Company after company said it could be producing more oil soon, sending the price of oil lower in early Thursday trading. File photo by Monika Graff/UPI | License Photo
Nov. 16 (UPI) -- The potential for more oil production from several basins, and a call from Norway's central bank to divest from energy stocks, pulled oil prices lower Thursday.
Crude oil prices are reversing course after several weeks of strong gains supported by expectations that the Organization of Petroleum Exporting Countries will extend a production cut agreement deep into 2018. That call, however, was undermined Wednesday when Russia, the largest non-OPEC contributor, seemed to take an ambivalent stance on an extension.
The OPEC-led effort, implemented in January, helped pull crude oil prices out of a historic slide last year. The price for Brent crude oil is now about double what it was at the 2016 low point, though British energy company BP said this week it was learning to do more with less, planning to add hundreds of thousands of new barrels to the market.
On Thursday, U.S. exploration and production company Hess Corp. said production from the Bakken oil reserve in North Dakota and from offshore Guyana would be "growth engines," while Malaysia and the deep waters in the Gulf of Mexico could be "cash engines." The company will be cash-flow positive so long as oil stays around $50 per barrel.
Hess shed parts of its portfolio this year to fund offshore Guyana, which CEO John Hess said "keeps getting bigger and bigger." In the Bakken, he said exploration and production would kick up next year and the company is planning a share buyback plan.
Elsewhere, Premiere Oil said it planned to start new production in the North Sea by December, and Norway said production from the Maria oil field in the Norwegian Sea was okay to start 10 months ahead of schedule.
Anadarako Petroleum, meanwhile, said it was expecting strong performance with oil at around $50 per barrel, adding Thursday it was anticipating 14 percent growth in oil next year.
Strong production levels in recent years have put a ceiling over crude oil prices, even with the OPEC-led effort that aims to drain the existing surplus.
The price for Brent crude oil was down 0.45 percent at 9:15 a.m. EST to $61.57 per barrel.

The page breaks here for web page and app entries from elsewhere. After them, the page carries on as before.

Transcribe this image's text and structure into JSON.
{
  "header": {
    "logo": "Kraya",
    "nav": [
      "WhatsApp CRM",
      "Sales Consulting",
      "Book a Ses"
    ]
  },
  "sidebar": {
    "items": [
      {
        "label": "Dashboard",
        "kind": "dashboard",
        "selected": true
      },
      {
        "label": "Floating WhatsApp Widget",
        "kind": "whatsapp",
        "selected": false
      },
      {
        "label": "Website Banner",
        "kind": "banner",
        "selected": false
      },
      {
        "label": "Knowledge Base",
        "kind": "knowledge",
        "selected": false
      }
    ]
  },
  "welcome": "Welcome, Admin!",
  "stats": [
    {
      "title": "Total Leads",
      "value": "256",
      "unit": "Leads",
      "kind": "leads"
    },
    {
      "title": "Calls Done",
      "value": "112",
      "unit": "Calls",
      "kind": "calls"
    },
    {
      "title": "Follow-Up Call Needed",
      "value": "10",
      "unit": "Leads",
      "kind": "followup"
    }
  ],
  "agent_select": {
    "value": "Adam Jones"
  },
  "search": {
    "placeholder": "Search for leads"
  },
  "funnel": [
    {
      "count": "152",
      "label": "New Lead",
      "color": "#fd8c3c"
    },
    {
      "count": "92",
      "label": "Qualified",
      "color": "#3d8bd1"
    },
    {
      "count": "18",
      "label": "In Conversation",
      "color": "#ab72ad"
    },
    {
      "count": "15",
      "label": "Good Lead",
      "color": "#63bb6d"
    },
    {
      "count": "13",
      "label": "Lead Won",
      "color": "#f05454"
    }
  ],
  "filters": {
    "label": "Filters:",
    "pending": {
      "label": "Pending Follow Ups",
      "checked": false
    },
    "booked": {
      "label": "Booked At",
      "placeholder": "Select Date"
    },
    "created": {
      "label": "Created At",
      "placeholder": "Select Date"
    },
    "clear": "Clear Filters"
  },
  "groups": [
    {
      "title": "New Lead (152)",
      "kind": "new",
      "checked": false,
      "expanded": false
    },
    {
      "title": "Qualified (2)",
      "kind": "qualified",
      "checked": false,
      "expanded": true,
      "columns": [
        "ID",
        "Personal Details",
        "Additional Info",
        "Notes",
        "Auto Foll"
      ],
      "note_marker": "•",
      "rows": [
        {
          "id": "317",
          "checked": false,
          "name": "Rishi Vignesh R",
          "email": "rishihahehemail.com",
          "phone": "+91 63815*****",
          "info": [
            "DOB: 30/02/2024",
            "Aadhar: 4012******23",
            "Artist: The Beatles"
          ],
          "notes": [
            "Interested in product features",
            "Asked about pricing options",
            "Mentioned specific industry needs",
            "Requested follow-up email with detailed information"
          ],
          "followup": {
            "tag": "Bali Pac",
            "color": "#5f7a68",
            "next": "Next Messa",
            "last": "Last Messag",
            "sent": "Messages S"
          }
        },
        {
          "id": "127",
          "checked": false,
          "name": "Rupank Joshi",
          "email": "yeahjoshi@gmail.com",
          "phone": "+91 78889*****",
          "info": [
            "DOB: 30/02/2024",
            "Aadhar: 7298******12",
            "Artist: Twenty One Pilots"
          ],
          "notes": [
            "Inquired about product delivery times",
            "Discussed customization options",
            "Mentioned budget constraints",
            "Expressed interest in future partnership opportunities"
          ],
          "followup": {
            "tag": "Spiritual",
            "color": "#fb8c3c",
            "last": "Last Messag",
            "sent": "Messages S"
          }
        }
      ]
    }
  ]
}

West Texas Intermediate, the U.S. benchmark for the price of oil, was down 0.34 percent to $55.14 per barrel.
Despite this year's gains, oil prices are still down substantially from the norm above $100 per barrel four years ago. The central bank of Norway, one of the world's leading oil and gas producers, called on the government to remove oil and gas stocks from a pension fund. A bank governor said the call was not meant as a forecast for oil prices, but argued the move would make Norwegian government wealth less exposed to a "permanent drop in oil and gas prices."
Elsewhere, further negativity was supported by weekly declines in the U.S. labor market. The U.S. Labor Department said first-time claims for unemployment for the week ending Nov. 11 jumped 10,000. The less-volatile four-week moving average increased 6,500 from last week to 237,750.